## Aim of the task
Copy, from the material below, every line in which the word "Название" can be found.

START Data listing

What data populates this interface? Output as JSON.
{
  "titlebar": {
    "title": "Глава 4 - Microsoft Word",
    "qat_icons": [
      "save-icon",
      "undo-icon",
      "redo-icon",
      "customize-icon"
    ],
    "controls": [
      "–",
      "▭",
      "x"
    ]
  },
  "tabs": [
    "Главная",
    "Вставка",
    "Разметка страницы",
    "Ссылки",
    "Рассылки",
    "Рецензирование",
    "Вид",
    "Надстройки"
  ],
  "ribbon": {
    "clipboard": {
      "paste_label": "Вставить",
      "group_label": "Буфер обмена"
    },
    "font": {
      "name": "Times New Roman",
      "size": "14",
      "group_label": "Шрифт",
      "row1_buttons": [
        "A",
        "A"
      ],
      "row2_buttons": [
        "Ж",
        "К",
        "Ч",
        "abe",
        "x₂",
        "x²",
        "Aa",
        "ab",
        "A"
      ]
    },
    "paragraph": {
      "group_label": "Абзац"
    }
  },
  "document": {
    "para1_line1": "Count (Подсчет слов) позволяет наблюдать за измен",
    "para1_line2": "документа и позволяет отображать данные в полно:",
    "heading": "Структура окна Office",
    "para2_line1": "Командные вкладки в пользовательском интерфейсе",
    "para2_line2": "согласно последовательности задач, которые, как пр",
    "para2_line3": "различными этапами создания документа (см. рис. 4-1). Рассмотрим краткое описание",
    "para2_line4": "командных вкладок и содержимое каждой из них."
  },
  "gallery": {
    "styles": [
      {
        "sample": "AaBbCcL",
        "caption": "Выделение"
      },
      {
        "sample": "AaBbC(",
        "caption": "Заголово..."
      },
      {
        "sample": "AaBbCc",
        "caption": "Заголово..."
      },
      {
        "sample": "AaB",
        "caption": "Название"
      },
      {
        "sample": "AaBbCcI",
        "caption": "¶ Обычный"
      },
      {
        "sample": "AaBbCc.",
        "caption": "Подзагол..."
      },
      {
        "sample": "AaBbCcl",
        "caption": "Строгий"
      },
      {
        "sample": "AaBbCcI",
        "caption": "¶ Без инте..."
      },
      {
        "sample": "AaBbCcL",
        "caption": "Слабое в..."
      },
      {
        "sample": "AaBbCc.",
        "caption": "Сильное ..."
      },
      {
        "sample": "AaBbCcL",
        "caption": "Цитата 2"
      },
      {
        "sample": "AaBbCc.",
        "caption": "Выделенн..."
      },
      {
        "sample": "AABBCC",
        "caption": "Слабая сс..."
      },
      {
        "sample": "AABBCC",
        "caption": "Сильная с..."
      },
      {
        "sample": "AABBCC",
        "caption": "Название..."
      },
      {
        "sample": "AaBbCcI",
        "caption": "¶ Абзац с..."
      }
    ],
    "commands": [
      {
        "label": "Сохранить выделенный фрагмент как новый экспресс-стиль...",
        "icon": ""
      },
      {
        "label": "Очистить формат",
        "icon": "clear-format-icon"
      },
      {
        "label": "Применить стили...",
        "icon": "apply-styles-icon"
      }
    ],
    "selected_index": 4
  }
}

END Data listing

## Exercise solution
        "caption": "Название"
        "caption": "Название..."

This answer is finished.